_What to produce_:
Exactly as written, return every line of the data below.

● ● ● ●

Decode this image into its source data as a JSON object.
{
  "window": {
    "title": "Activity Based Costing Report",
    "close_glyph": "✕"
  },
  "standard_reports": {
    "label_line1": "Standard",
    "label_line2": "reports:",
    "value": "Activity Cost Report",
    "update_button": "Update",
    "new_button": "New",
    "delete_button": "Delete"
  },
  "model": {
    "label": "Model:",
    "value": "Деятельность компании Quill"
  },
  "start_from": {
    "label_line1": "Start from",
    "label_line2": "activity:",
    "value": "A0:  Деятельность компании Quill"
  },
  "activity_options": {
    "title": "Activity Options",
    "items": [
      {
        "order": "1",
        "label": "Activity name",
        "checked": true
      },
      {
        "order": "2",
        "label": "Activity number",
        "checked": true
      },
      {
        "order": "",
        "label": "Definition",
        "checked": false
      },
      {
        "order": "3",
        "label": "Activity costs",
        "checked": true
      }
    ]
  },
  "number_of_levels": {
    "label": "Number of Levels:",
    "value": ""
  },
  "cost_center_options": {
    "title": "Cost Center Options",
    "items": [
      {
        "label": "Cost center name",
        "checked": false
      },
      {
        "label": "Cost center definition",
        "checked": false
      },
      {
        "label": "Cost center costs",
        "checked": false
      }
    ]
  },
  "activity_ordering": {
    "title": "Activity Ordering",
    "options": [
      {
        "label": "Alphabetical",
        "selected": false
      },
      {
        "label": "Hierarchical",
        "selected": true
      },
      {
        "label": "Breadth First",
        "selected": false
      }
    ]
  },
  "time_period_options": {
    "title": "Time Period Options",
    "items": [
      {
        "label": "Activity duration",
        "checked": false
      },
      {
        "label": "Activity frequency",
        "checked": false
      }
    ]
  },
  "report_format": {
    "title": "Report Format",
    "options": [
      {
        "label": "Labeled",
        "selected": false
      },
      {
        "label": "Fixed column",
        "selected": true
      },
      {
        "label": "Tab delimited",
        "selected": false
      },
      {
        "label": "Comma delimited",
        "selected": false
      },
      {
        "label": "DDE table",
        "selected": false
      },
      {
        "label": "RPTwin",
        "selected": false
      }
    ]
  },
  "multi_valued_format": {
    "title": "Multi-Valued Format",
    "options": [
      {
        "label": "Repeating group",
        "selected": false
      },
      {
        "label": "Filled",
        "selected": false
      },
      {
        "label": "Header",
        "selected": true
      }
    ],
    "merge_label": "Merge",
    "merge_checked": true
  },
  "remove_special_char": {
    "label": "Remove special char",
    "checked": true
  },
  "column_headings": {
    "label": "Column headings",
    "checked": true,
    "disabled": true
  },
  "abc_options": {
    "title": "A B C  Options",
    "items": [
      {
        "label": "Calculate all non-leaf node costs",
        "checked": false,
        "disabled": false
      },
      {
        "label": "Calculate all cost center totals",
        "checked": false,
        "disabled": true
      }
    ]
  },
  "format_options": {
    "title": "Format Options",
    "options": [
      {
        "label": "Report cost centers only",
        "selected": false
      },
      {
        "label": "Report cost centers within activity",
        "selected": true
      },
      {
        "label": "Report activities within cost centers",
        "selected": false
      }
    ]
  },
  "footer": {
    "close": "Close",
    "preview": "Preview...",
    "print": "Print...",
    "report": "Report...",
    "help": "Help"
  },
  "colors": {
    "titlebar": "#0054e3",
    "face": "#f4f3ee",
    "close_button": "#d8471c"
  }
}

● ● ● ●

_Response below_:
Decode this image into its source data as a JSON object.
{
  "window": {
    "title": "Activity Based Costing Report",
    "close_glyph": "✕"
  },
  "standard_reports": {
    "label_line1": "Standard",
    "label_line2": "reports:",
    "value": "Activity Cost Report",
    "update_button": "Update",
    "new_button": "New",
    "delete_button": "Delete"
  },
  "model": {
    "label": "Model:",
    "value": "Деятельность компании Quill"
  },
  "start_from": {
    "label_line1": "Start from",
    "label_line2": "activity:",
    "value": "A0:  Деятельность компании Quill"
  },
  "activity_options": {
    "title": "Activity Options",
    "items": [
      {
        "order": "1",
        "label": "Activity name",
        "checked": true
      },
      {
        "order": "2",
        "label": "Activity number",
        "checked": true
      },
      {
        "order": "",
        "label": "Definition",
        "checked": false
      },
      {
        "order": "3",
        "label": "Activity costs",
        "checked": true
      }
    ]
  },
  "number_of_levels": {
    "label": "Number of Levels:",
    "value": ""
  },
  "cost_center_options": {
    "title": "Cost Center Options",
    "items": [
      {
        "label": "Cost center name",
        "checked": false
      },
      {
        "label": "Cost center definition",
        "checked": false
      },
      {
        "label": "Cost center costs",
        "checked": false
      }
    ]
  },
  "activity_ordering": {
    "title": "Activity Ordering",
    "options": [
      {
        "label": "Alphabetical",
        "selected": false
      },
      {
        "label": "Hierarchical",
        "selected": true
      },
      {
        "label": "Breadth First",
        "selected": false
      }
    ]
  },
  "time_period_options": {
    "title": "Time Period Options",
    "items": [
      {
        "label": "Activity duration",
        "checked": false
      },
      {
        "label": "Activity frequency",
        "checked": false
      }
    ]
  },
  "report_format": {
    "title": "Report Format",
    "options": [
      {
        "label": "Labeled",
        "selected": false
      },
      {
        "label": "Fixed column",
        "selected": true
      },
      {
        "label": "Tab delimited",
        "selected": false
      },
      {
        "label": "Comma delimited",
        "selected": false
      },
      {
        "label": "DDE table",
        "selected": false
      },
      {
        "label": "RPTwin",
        "selected": false
      }
    ]
  },
  "multi_valued_format": {
    "title": "Multi-Valued Format",
    "options": [
      {
        "label": "Repeating group",
        "selected": false
      },
      {
        "label": "Filled",
        "selected": false
      },
      {
        "label": "Header",
        "selected": true
      }
    ],
    "merge_label": "Merge",
    "merge_checked": true
  },
  "remove_special_char": {
    "label": "Remove special char",
    "checked": true
  },
  "column_headings": {
    "label": "Column headings",
    "checked": true,
    "disabled": true
  },
  "abc_options": {
    "title": "A B C  Options",
    "items": [
      {
        "label": "Calculate all non-leaf node costs",
        "checked": false,
        "disabled": false
      },
      {
        "label": "Calculate all cost center totals",
        "checked": false,
        "disabled": true
      }
    ]
  },
  "format_options": {
    "title": "Format Options",
    "options": [
      {
        "label": "Report cost centers only",
        "selected": false
      },
      {
        "label": "Report cost centers within activity",
        "selected": true
      },
      {
        "label": "Report activities within cost centers",
        "selected": false
      }
    ]
  },
  "footer": {
    "close": "Close",
    "preview": "Preview...",
    "print": "Print...",
    "report": "Report...",
    "help": "Help"
  },
  "colors": {
    "titlebar": "#0054e3",
    "face": "#f4f3ee",
    "close_button": "#d8471c"
  }
}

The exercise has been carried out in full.